Report the number of lines in the data where the word "Parilka" appears, and add no other text.
*** Opening INFORMATION SHOWN ***
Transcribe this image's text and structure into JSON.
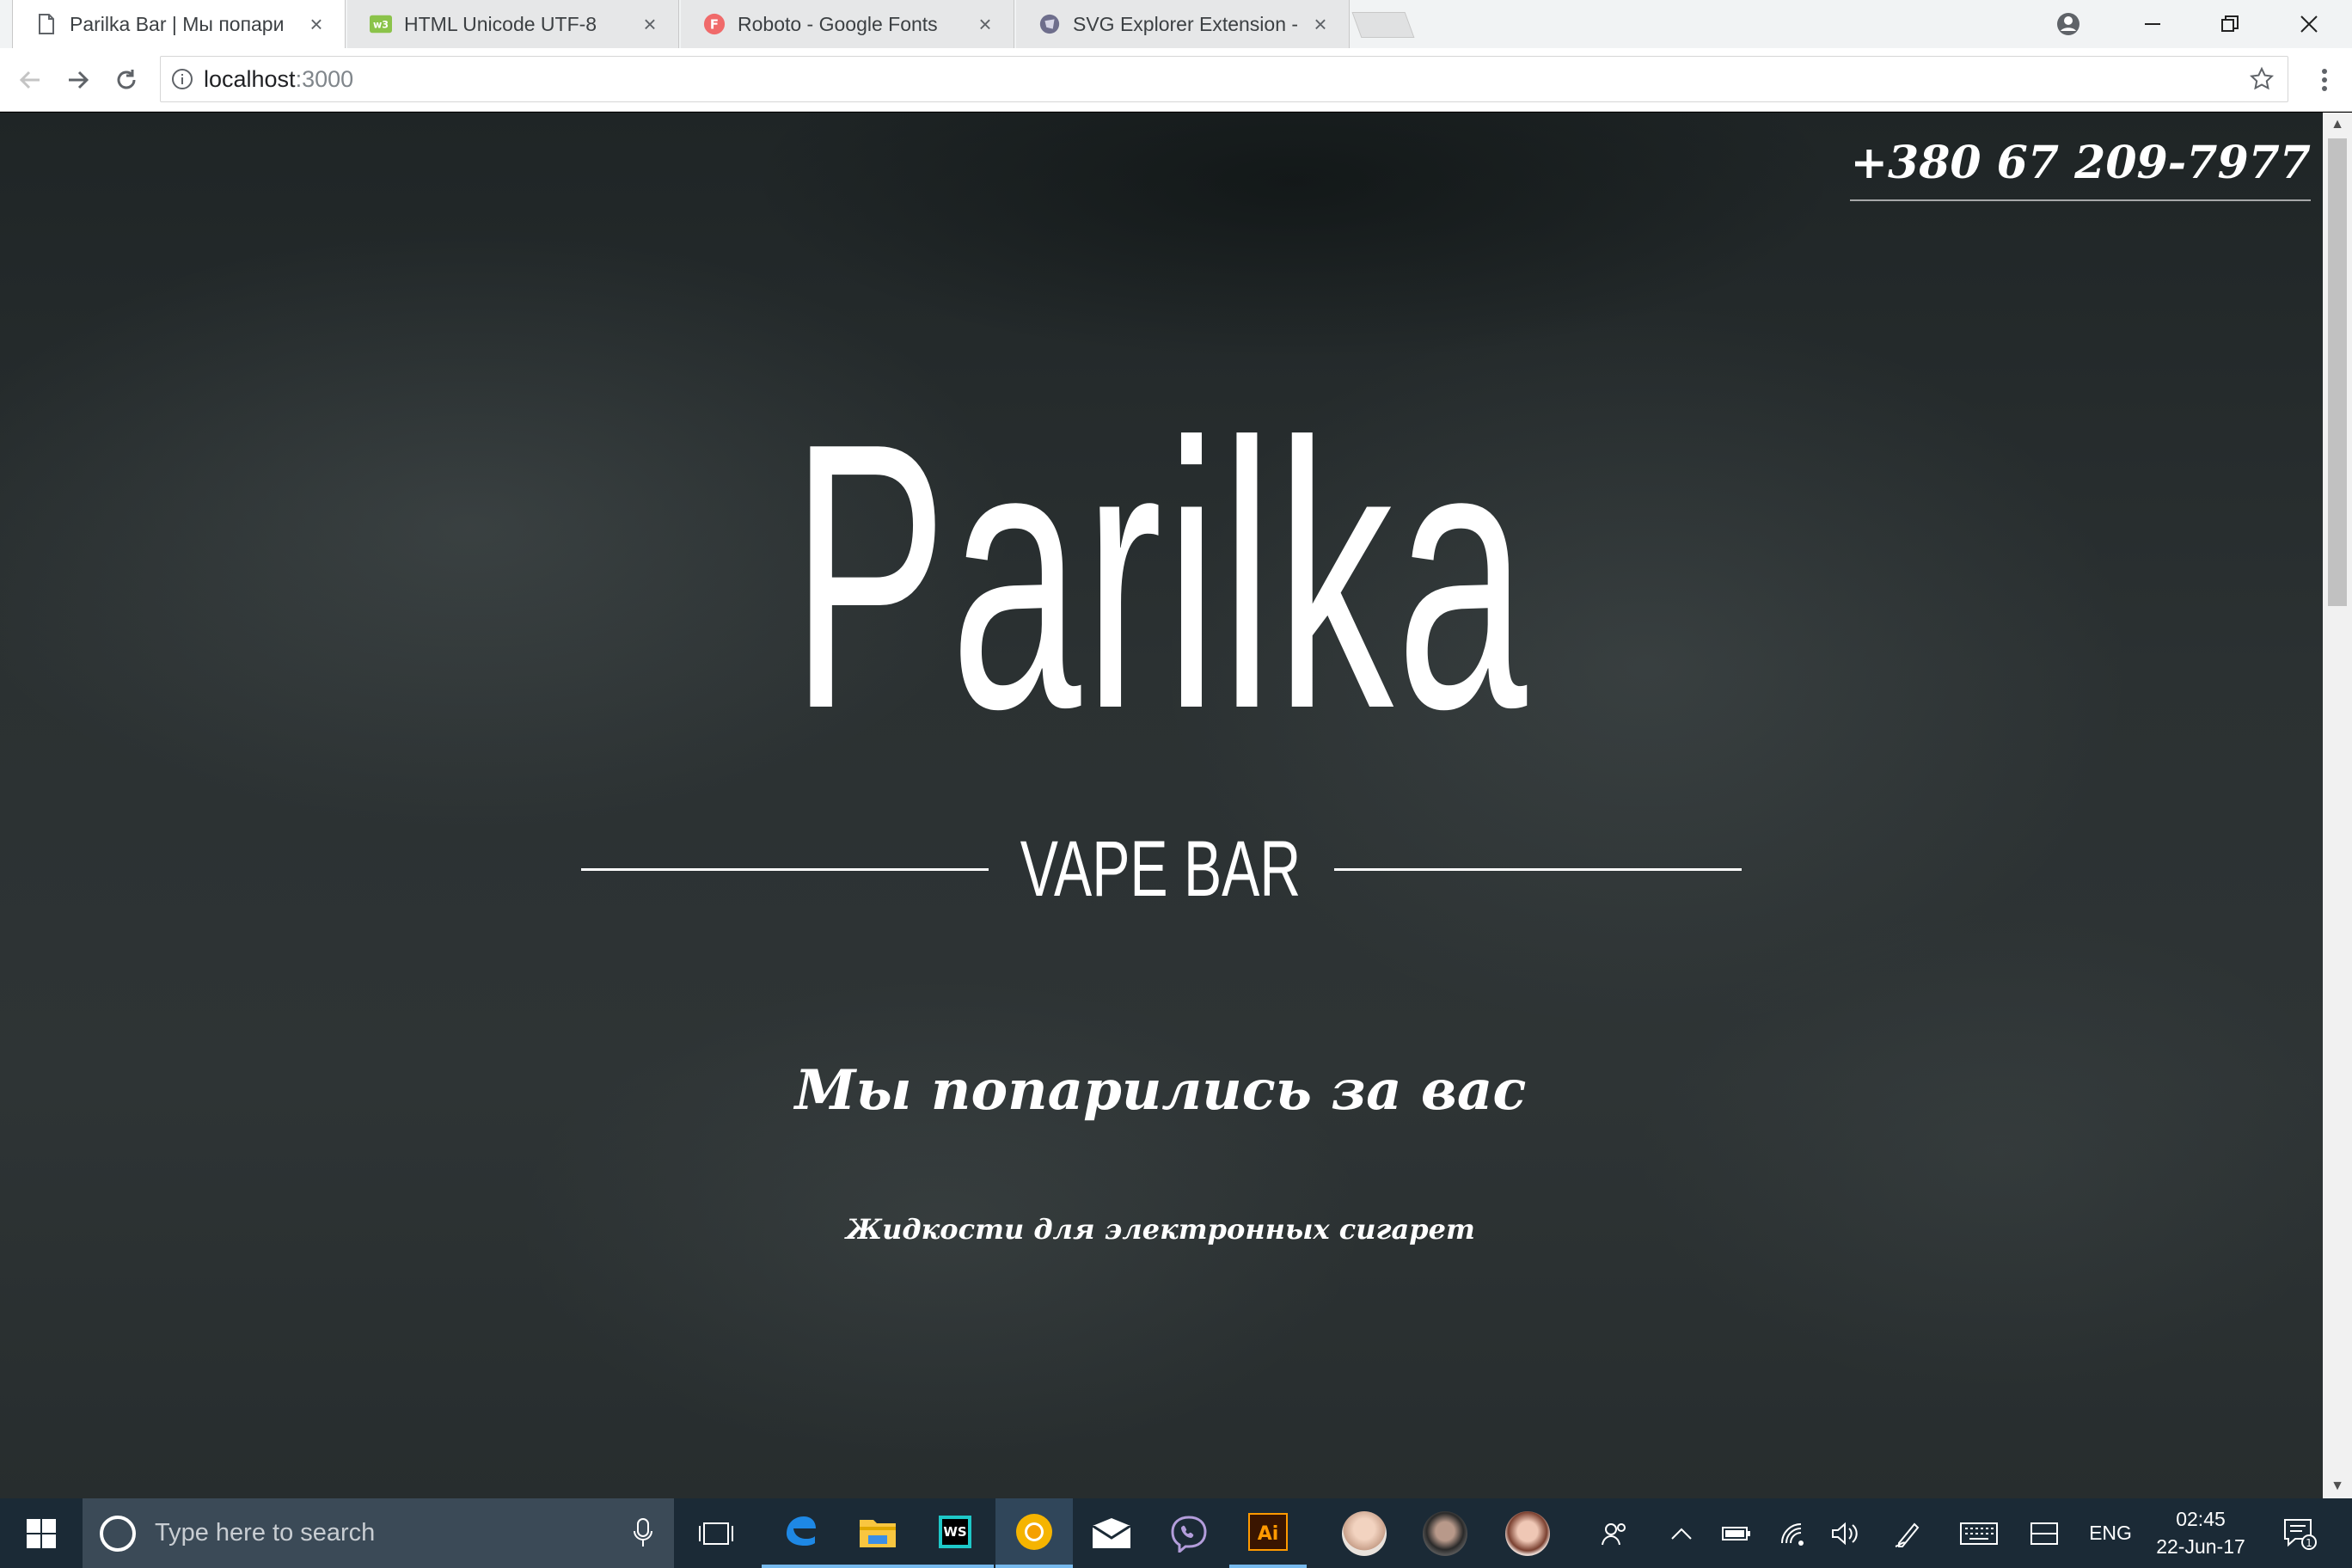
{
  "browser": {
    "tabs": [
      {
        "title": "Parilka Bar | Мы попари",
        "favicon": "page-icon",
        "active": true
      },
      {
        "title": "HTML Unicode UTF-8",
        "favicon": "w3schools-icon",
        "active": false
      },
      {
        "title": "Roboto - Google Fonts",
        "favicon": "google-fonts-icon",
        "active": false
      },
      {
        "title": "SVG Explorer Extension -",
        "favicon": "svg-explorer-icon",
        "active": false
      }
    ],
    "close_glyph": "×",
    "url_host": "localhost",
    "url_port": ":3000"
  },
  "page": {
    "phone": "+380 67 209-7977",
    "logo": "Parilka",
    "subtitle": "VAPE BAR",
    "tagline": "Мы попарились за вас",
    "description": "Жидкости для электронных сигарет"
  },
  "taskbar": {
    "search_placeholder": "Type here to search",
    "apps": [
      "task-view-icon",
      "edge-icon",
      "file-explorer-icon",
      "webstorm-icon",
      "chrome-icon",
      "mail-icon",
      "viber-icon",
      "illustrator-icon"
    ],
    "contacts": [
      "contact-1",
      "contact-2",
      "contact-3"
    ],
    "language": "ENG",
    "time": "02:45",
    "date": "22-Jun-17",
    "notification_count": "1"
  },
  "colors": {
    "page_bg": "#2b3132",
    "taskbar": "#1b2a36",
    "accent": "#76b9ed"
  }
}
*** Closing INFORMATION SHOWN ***
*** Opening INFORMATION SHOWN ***
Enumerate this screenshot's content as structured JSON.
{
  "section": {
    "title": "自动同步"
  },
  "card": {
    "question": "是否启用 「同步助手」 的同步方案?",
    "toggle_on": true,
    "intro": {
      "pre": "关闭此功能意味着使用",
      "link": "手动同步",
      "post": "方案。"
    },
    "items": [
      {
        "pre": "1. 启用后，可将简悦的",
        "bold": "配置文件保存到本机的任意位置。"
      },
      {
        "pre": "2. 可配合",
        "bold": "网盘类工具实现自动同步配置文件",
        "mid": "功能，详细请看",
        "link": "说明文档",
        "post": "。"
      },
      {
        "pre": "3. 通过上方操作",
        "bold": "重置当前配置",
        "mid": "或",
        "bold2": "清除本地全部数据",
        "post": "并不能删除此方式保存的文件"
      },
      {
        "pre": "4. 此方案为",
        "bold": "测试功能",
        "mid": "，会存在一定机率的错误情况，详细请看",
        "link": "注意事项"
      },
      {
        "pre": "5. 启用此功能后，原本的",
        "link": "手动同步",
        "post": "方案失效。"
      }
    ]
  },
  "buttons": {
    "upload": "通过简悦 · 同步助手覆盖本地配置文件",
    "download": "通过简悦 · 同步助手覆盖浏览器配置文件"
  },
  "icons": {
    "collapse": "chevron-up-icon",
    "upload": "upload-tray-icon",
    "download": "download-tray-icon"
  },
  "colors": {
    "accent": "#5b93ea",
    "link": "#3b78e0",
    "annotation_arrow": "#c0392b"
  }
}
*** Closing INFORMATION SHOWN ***
OUTPUT BELOW ▸
2